“It was always a little perplexing why the Obamas would ever rent if they planned to stay for anything longer than a year,” contends Washington, DC, real estate agent Rachel Valentino.
Her reason: “While they’re buying at market value, they can eventually financially benefit on the back end, where a buyer will pay significantly more for the celebrity factor. We aren’t Southern California, where every house has that star appeal. So, I can only imagine what a buyer will eventually pay to own a piece of history.”
Reason No. 6: Profits aren’t everything
“One lesson we can draw from this story is that buying a home should not always be seen as a financial transaction,” says Reiss. “Sometimes we buy a home because it’s best for our family at a particular time. Sometimes we buy a home because we fall in love with it. And sometimes those are the best reasons of all to buy a home, profits be damned.”

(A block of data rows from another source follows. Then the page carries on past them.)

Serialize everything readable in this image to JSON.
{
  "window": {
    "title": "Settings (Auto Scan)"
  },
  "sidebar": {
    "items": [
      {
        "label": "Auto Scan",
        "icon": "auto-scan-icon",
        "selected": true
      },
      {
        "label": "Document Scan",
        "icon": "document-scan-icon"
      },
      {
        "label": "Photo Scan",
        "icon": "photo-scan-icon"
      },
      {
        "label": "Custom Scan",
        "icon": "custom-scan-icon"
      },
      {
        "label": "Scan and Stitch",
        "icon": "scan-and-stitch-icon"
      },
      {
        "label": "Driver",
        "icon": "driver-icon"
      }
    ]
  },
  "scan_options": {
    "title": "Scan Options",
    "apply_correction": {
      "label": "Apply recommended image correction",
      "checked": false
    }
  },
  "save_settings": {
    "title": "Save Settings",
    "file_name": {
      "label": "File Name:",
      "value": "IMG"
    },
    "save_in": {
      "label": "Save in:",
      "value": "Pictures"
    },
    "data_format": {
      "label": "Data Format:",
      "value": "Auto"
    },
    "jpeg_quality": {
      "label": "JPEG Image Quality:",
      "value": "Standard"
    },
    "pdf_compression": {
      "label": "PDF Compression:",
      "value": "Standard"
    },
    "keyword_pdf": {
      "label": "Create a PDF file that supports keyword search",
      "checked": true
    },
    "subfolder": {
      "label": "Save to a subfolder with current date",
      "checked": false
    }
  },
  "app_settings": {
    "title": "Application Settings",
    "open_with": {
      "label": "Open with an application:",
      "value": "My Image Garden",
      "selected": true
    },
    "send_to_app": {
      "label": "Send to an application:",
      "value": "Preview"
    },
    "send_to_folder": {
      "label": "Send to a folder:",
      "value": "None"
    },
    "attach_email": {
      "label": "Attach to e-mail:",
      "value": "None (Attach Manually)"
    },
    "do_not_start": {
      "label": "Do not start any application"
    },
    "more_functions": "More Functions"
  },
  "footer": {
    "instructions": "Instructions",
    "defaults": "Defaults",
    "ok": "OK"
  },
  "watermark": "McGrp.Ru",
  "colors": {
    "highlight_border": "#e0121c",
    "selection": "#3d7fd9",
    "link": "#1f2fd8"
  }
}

- The United States Housing and Urban Development Agency(HUD) recently published a report proposing adjustments to the method of calculation of fair market value rents. Additionally, HUD seeks the public’s input on the matter before determining a final decision.
- The Consumer Financial Protection Bureau (CFPB) released a report regarding elders and the effect of reverse mortgages. The CFPB has known about the reverse mortgage problems; however, the complaints from those age 62 in above is 10% higher than their younger counterparts. The chief complaints presented by elders are “difficulty in changing the loan terms” and “problems communicating with loan servicers.”
- The Federal Trade Commission (FTC) believes the state of Louisiana is in violation of federal law. The FTC alleges Louisiana’s Real Estate Appraisal Board’s regulatory practices violate federal antitrust laws. The Louisiana Real Estate Appraisal Board requires strict adherence of a “‘customary and reasonable’ appraisal fee schedule” which stifles competition.